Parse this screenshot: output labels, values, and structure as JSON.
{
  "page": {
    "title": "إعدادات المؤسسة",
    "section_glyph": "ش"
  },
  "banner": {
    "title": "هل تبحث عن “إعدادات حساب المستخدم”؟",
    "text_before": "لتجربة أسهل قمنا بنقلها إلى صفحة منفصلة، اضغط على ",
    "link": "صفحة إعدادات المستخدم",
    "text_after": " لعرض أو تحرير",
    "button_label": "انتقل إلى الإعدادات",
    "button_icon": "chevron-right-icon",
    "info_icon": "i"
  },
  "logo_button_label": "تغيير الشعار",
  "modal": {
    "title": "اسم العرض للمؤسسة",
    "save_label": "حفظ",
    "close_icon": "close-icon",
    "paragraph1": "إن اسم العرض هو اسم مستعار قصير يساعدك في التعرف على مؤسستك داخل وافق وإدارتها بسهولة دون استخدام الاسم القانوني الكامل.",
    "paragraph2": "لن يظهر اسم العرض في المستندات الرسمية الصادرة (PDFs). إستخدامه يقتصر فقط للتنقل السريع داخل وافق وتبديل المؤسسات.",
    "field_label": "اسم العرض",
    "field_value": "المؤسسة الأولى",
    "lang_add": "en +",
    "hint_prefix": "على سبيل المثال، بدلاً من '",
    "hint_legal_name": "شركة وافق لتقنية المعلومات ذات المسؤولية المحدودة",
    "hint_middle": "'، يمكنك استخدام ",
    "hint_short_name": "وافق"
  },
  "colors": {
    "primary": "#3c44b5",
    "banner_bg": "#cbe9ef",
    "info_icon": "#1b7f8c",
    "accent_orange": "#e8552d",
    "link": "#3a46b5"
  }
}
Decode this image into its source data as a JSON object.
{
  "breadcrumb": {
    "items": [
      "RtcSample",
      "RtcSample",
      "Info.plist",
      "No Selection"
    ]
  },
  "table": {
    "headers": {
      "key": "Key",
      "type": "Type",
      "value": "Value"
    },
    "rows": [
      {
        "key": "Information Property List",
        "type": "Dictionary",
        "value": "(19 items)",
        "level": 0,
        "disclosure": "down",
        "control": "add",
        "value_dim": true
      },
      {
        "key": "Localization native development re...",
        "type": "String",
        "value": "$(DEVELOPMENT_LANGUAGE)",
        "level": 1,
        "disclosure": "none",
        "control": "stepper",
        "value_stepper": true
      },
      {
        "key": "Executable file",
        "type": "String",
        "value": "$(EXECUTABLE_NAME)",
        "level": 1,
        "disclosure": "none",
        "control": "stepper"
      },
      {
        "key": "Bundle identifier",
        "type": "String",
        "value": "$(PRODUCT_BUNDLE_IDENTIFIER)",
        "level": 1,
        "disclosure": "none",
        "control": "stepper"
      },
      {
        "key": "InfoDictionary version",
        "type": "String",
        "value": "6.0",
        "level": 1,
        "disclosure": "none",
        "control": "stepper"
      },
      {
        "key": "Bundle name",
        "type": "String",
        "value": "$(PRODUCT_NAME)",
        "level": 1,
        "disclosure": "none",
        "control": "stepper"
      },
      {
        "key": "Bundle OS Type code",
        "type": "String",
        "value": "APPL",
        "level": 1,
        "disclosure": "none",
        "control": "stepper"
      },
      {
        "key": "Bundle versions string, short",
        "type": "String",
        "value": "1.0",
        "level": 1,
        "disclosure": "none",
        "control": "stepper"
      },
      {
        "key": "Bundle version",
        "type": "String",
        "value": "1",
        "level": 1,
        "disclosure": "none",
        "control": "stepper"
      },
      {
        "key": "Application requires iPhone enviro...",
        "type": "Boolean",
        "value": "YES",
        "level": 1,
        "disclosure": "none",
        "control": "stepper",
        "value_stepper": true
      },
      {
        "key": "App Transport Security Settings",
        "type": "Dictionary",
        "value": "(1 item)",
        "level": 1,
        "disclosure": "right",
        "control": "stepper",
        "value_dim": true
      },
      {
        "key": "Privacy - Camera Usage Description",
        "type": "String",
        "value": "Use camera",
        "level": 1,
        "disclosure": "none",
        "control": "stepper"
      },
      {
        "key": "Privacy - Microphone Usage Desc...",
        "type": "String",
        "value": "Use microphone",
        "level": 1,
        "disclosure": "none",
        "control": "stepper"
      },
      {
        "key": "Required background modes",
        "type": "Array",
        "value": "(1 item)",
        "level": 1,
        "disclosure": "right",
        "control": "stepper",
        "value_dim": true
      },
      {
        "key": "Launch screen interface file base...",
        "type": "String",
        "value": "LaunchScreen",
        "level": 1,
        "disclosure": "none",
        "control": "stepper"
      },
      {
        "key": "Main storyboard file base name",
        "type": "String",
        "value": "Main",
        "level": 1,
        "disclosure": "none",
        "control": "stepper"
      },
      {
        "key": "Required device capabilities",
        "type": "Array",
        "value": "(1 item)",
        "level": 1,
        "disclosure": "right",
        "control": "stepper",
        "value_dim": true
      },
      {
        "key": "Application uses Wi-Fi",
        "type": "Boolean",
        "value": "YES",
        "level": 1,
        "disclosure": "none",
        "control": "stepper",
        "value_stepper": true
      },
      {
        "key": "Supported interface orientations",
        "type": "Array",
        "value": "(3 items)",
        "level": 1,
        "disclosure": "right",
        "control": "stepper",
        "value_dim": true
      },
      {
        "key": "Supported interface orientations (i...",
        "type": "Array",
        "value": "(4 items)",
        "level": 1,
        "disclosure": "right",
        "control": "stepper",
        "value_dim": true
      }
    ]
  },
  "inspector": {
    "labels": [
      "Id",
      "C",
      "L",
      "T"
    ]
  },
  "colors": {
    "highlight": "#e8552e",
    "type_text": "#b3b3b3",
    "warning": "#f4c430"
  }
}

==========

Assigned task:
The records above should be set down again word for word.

Solution for this exercise:
Parse this screenshot: output labels, values, and structure as JSON.
{
  "page": {
    "title": "إعدادات المؤسسة",
    "section_glyph": "ش"
  },
  "banner": {
    "title": "هل تبحث عن “إعدادات حساب المستخدم”؟",
    "text_before": "لتجربة أسهل قمنا بنقلها إلى صفحة منفصلة، اضغط على ",
    "link": "صفحة إعدادات المستخدم",
    "text_after": " لعرض أو تحرير",
    "button_label": "انتقل إلى الإعدادات",
    "button_icon": "chevron-right-icon",
    "info_icon": "i"
  },
  "logo_button_label": "تغيير الشعار",
  "modal": {
    "title": "اسم العرض للمؤسسة",
    "save_label": "حفظ",
    "close_icon": "close-icon",
    "paragraph1": "إن اسم العرض هو اسم مستعار قصير يساعدك في التعرف على مؤسستك داخل وافق وإدارتها بسهولة دون استخدام الاسم القانوني الكامل.",
    "paragraph2": "لن يظهر اسم العرض في المستندات الرسمية الصادرة (PDFs). إستخدامه يقتصر فقط للتنقل السريع داخل وافق وتبديل المؤسسات.",
    "field_label": "اسم العرض",
    "field_value": "المؤسسة الأولى",
    "lang_add": "en +",
    "hint_prefix": "على سبيل المثال، بدلاً من '",
    "hint_legal_name": "شركة وافق لتقنية المعلومات ذات المسؤولية المحدودة",
    "hint_middle": "'، يمكنك استخدام ",
    "hint_short_name": "وافق"
  },
  "colors": {
    "primary": "#3c44b5",
    "banner_bg": "#cbe9ef",
    "info_icon": "#1b7f8c",
    "accent_orange": "#e8552d",
    "link": "#3a46b5"
  }
}
Decode this image into its source data as a JSON object.
{
  "breadcrumb": {
    "items": [
      "RtcSample",
      "RtcSample",
      "Info.plist",
      "No Selection"
    ]
  },
  "table": {
    "headers": {
      "key": "Key",
      "type": "Type",
      "value": "Value"
    },
    "rows": [
      {
        "key": "Information Property List",
        "type": "Dictionary",
        "value": "(19 items)",
        "level": 0,
        "disclosure": "down",
        "control": "add",
        "value_dim": true
      },
      {
        "key": "Localization native development re...",
        "type": "String",
        "value": "$(DEVELOPMENT_LANGUAGE)",
        "level": 1,
        "disclosure": "none",
        "control": "stepper",
        "value_stepper": true
      },
      {
        "key": "Executable file",
        "type": "String",
        "value": "$(EXECUTABLE_NAME)",
        "level": 1,
        "disclosure": "none",
        "control": "stepper"
      },
      {
        "key": "Bundle identifier",
        "type": "String",
        "value": "$(PRODUCT_BUNDLE_IDENTIFIER)",
        "level": 1,
        "disclosure": "none",
        "control": "stepper"
      },
      {
        "key": "InfoDictionary version",
        "type": "String",
        "value": "6.0",
        "level": 1,
        "disclosure": "none",
        "control": "stepper"
      },
      {
        "key": "Bundle name",
        "type": "String",
        "value": "$(PRODUCT_NAME)",
        "level": 1,
        "disclosure": "none",
        "control": "stepper"
      },
      {
        "key": "Bundle OS Type code",
        "type": "String",
        "value": "APPL",
        "level": 1,
        "disclosure": "none",
        "control": "stepper"
      },
      {
        "key": "Bundle versions string, short",
        "type": "String",
        "value": "1.0",
        "level": 1,
        "disclosure": "none",
        "control": "stepper"
      },
      {
        "key": "Bundle version",
        "type": "String",
        "value": "1",
        "level": 1,
        "disclosure": "none",
        "control": "stepper"
      },
      {
        "key": "Application requires iPhone enviro...",
        "type": "Boolean",
        "value": "YES",
        "level": 1,
        "disclosure": "none",
        "control": "stepper",
        "value_stepper": true
      },
      {
        "key": "App Transport Security Settings",
        "type": "Dictionary",
        "value": "(1 item)",
        "level": 1,
        "disclosure": "right",
        "control": "stepper",
        "value_dim": true
      },
      {
        "key": "Privacy - Camera Usage Description",
        "type": "String",
        "value": "Use camera",
        "level": 1,
        "disclosure": "none",
        "control": "stepper"
      },
      {
        "key": "Privacy - Microphone Usage Desc...",
        "type": "String",
        "value": "Use microphone",
        "level": 1,
        "disclosure": "none",
        "control": "stepper"
      },
      {
        "key": "Required background modes",
        "type": "Array",
        "value": "(1 item)",
        "level": 1,
        "disclosure": "right",
        "control": "stepper",
        "value_dim": true
      },
      {
        "key": "Launch screen interface file base...",
        "type": "String",
        "value": "LaunchScreen",
        "level": 1,
        "disclosure": "none",
        "control": "stepper"
      },
      {
        "key": "Main storyboard file base name",
        "type": "String",
        "value": "Main",
        "level": 1,
        "disclosure": "none",
        "control": "stepper"
      },
      {
        "key": "Required device capabilities",
        "type": "Array",
        "value": "(1 item)",
        "level": 1,
        "disclosure": "right",
        "control": "stepper",
        "value_dim": true
      },
      {
        "key": "Application uses Wi-Fi",
        "type": "Boolean",
        "value": "YES",
        "level": 1,
        "disclosure": "none",
        "control": "stepper",
        "value_stepper": true
      },
      {
        "key": "Supported interface orientations",
        "type": "Array",
        "value": "(3 items)",
        "level": 1,
        "disclosure": "right",
        "control": "stepper",
        "value_dim": true
      },
      {
        "key": "Supported interface orientations (i...",
        "type": "Array",
        "value": "(4 items)",
        "level": 1,
        "disclosure": "right",
        "control": "stepper",
        "value_dim": true
      }
    ]
  },
  "inspector": {
    "labels": [
      "Id",
      "C",
      "L",
      "T"
    ]
  },
  "colors": {
    "highlight": "#e8552e",
    "type_text": "#b3b3b3",
    "warning": "#f4c430"
  }
}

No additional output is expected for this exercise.